Topics already approved 

  1. Henry V: Is Henry V a good person? Isn’t he controlled by the church, or really a murderer?
  2. Hamlet: Gertrude isn’t so innocent; she’s a meticulous planner rather than a weak mother.
  3. Tempest: Prospero isn’t a good man; he’s an unforgiving tyrant.
  4. Tempest: Caliban is not as savage as Prospero and other characters think.
  5. Tempest: Is Caliban evil or just acting from instinct? Does he learn at the end of the play?
  6. Twelfth: Is Feste clever or stupid? Why does Shakespeare establish a character like this?
  7. Tempest: For Prospero to forgive dangerous enemies at the end is irresponsible.
  8. Hamlet: Polonius is a good father but is an arrogant and selfish opportunist.
  9. Twelfth: Why does Olivia always change her mind so quickly?
  10. Tempest: Why are so many people on the island greedy?
  11. Tempest: Prospero is merciful to his enemies; but why does he choose to not take revenge?
  12. Tempest: Miranda is important and has a large effect on the The Tempest.
  13. Twelfth: Orsino never really loved Olivia.
  14. Hamlet: Hamlet did love Ophelia at first, but later did not love her.
  15. Tempest: What do Ariel and Caliban represent in comparison to each other?
  16. Tempest: The Tempest is very different from Shakespeare’s other plays– how, and why?
  17. Tempest: Gonzalo is ‘twofold’– he has a dual good and bad nature. Why?
  18. Twelfth: Why is Antonio generous whereas Viola and Sebastian are selfish?
  19. Twelfth: Do the sex-role stereotypes in the play really matter for relationships or life?
  20. Twelfth: Is Shakespeare making some political criticism through Malvolio?
  21. Hamlet: Isn’t Laertes’ situation equally or even more tragic than Hamlet’s?
  22. Hamlet: How does the Christian view of life after death change the story?
  23. All: Why does Shakespeare draw aggressive and enterprising women in his plays?
  24. Twelfth: Did Viola really have to disguise herself as a boy?
  25. Hamlet: Like him or not, Claudius is a better king than Hamlet would be.
  26. Henry V: How does Henry V value different things from the common people?
  27. Hamlet: Ophelia’s situation is equally or more tragic than Hamlet’s is.

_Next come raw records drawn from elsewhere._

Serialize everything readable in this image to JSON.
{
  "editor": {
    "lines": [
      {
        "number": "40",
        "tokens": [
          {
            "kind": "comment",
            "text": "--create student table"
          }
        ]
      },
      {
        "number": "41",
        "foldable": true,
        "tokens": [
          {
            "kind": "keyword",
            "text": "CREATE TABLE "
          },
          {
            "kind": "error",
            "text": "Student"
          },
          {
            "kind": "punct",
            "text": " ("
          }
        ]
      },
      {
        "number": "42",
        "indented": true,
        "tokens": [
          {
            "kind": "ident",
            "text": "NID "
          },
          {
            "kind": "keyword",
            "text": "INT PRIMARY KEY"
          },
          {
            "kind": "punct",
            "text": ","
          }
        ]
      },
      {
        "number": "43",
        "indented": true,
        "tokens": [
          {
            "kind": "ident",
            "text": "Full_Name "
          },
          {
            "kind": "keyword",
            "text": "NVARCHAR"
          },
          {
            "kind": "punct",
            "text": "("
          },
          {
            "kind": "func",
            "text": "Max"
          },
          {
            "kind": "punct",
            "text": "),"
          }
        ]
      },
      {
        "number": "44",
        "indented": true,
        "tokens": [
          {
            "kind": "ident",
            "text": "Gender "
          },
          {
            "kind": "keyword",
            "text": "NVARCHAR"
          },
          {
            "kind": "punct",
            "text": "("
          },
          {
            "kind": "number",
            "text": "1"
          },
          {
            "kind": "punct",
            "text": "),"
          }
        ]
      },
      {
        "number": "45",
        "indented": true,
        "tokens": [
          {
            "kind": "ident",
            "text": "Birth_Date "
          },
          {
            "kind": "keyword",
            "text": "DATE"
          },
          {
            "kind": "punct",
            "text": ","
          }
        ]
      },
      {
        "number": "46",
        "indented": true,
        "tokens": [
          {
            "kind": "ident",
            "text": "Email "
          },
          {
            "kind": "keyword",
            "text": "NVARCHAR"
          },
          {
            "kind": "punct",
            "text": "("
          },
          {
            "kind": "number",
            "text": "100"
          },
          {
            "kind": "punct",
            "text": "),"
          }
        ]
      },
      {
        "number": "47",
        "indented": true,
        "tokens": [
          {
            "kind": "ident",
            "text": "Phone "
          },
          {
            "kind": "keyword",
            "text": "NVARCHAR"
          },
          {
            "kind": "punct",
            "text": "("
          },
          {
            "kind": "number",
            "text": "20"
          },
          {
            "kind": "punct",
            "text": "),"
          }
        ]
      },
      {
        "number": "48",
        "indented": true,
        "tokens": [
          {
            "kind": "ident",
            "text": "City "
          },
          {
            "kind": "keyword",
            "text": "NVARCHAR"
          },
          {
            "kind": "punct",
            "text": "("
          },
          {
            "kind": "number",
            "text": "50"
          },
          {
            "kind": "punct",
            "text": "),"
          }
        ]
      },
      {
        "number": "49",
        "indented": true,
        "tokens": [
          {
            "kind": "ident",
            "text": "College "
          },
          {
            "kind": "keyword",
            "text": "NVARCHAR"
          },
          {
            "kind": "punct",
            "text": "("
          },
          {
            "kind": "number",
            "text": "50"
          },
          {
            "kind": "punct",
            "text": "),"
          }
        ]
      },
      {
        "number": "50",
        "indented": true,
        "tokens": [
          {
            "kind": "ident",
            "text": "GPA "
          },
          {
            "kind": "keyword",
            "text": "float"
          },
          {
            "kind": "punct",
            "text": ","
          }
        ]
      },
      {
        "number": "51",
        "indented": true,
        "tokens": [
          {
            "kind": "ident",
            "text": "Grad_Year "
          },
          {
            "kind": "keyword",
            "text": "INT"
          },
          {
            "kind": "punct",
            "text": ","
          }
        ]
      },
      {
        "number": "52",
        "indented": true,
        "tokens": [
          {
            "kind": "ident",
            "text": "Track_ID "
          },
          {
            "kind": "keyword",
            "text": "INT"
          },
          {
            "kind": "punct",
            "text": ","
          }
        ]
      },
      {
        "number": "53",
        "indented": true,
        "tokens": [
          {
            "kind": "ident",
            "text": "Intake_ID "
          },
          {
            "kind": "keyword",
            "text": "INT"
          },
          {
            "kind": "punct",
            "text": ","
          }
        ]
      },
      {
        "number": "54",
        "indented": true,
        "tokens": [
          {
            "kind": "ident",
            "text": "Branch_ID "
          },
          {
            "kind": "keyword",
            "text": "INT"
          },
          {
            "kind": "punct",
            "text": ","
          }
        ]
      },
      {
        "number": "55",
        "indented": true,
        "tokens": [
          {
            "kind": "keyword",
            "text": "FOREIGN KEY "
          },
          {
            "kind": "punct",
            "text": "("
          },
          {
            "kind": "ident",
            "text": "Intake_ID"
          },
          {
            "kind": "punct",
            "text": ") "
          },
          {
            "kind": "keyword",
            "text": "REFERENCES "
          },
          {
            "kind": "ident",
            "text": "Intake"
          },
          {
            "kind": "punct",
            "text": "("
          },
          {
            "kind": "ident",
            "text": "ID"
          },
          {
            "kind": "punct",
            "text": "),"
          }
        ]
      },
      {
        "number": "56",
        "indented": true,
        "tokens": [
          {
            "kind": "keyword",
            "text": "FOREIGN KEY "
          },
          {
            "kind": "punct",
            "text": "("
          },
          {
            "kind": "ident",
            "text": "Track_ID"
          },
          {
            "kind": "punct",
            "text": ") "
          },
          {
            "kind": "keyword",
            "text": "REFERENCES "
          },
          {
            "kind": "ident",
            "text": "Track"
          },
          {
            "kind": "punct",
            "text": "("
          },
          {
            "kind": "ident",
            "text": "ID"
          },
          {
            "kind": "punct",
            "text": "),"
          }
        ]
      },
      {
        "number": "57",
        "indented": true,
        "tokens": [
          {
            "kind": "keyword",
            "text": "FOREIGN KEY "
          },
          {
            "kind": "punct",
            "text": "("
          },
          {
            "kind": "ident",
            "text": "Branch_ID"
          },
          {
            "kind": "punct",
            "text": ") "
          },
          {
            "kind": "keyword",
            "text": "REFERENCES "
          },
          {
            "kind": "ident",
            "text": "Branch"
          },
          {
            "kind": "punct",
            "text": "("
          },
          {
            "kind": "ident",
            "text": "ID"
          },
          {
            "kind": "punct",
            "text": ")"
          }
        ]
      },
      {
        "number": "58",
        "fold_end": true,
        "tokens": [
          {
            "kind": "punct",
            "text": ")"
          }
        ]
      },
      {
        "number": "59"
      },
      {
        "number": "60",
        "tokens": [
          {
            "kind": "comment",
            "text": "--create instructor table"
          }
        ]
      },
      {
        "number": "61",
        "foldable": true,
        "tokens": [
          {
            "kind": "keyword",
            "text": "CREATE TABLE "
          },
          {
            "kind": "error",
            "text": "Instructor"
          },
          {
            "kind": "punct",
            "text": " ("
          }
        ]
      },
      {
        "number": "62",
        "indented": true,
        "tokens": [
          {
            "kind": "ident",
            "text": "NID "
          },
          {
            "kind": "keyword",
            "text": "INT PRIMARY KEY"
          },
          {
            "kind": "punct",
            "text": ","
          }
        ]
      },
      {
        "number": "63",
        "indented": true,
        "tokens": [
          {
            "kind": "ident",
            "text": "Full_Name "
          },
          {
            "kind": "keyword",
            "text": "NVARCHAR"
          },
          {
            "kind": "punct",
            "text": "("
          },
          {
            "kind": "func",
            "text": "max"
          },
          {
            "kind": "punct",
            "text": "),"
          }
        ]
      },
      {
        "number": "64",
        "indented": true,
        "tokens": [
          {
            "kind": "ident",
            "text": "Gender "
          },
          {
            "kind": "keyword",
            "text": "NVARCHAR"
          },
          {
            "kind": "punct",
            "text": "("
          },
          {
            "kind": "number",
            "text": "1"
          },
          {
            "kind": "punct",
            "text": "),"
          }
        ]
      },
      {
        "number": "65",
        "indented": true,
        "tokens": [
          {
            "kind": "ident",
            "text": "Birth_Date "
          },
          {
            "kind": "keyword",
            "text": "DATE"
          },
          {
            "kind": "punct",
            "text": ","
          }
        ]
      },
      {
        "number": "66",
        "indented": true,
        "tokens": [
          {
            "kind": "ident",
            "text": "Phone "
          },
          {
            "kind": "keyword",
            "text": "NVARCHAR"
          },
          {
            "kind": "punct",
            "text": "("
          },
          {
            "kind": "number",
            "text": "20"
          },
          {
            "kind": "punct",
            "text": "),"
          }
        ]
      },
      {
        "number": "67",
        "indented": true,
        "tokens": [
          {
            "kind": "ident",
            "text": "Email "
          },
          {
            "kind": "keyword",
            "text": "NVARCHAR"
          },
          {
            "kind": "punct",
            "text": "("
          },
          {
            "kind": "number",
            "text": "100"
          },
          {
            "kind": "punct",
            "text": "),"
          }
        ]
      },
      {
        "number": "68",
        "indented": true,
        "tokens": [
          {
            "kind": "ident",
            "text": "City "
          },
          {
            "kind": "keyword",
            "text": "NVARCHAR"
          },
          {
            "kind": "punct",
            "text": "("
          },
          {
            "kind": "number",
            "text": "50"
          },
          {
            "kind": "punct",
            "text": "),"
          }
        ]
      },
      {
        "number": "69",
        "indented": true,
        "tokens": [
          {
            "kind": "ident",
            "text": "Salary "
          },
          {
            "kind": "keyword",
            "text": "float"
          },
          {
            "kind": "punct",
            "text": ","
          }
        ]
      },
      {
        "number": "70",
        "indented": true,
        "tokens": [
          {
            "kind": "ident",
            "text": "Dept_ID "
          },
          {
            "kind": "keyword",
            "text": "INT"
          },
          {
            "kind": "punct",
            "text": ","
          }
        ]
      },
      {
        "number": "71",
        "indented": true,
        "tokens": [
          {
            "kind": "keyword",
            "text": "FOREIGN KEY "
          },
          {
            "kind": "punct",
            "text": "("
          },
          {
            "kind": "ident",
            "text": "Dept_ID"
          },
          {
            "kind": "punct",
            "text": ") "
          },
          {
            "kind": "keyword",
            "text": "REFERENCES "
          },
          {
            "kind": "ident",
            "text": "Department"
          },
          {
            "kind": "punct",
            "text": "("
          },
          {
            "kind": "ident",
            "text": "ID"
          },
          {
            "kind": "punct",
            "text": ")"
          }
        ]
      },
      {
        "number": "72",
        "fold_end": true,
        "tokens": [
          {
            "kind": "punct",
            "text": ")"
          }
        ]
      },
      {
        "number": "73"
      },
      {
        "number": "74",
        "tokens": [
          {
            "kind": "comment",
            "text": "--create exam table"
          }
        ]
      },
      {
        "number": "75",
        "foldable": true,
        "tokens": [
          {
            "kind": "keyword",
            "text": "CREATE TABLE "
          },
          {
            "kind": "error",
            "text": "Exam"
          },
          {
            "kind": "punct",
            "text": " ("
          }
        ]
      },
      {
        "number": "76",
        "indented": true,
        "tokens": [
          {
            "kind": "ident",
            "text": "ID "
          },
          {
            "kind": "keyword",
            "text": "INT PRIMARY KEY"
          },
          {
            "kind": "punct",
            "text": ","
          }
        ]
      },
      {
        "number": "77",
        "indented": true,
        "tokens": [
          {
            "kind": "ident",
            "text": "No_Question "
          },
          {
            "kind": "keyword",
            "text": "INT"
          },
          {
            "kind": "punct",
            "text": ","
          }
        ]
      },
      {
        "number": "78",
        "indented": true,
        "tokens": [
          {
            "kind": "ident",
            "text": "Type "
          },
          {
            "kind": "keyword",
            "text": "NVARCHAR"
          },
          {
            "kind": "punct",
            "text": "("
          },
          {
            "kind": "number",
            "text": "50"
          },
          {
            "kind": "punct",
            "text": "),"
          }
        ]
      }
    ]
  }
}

Write an MLA format argument paper of about 800 words on one (or more) of the course texts: Twelfth Night, Hamlet, Henry V, The Tempest or any sonnet we discussed in class. Try to discuss an issue or theme which explains the text(s); simply comparing two characters is often boring unless the comparison tells us something meaningful. Feel free to look at the blog questions or think about the presentations for ideas.

Due date, on paper: Thursday, June 1, in class (e-mail attachments won’t be accepted)

  1. The paper must state an argument with examples and reasons, focused on the text.
  2. It’s OK if you use evidence or history from the time period of the text to help explain it, so long as your emphasis is on the text. Do not write a paper which is really about your best friend or about K-Pop.
  3. The paper must directly quote from the text, in the original Elizabethan English, to prove your arguments. If your paper has three irrelevant quotes I will assume you didn’t read the text. Use short quotes rather than padding the paper with useless long quotes.
  4. Important!: Here is how the paper will work. You will e-mail me (keneckert @ hanyang. ac. kr) a 70+ word proposal, where you will describe what you are going to discuss and what question or argument you are going to answer or prove in your paper. You should do this soon, because: a) I won’t accept a paper without an accepted proposal; and b) once a proposal is accepted, no other student can write on the same argument. For this reason your proposal needs to be specific. I will reject vague, one-sentence proposals saying, e.g. “I will write about why x is bad.” How and why is he bad? How will you prove it?
  • Your second paper in this course will be a revision of this first paper, due on the last day of classes by e-mail (Thursday, June 15); after I grade it, you will edit and improve the paper.
  • We will be spending the last five classes discussing how to write, research, and edit academic argument papers (May 25 – June 8).
  • Refer to the “Files” heading on this site for an example of MLA formatting. We’ll discuss this in class as well.
  • Grading will be on four criteria: Grammar; structure; argumentation, and text support (quoting). Each draft is worth 15%.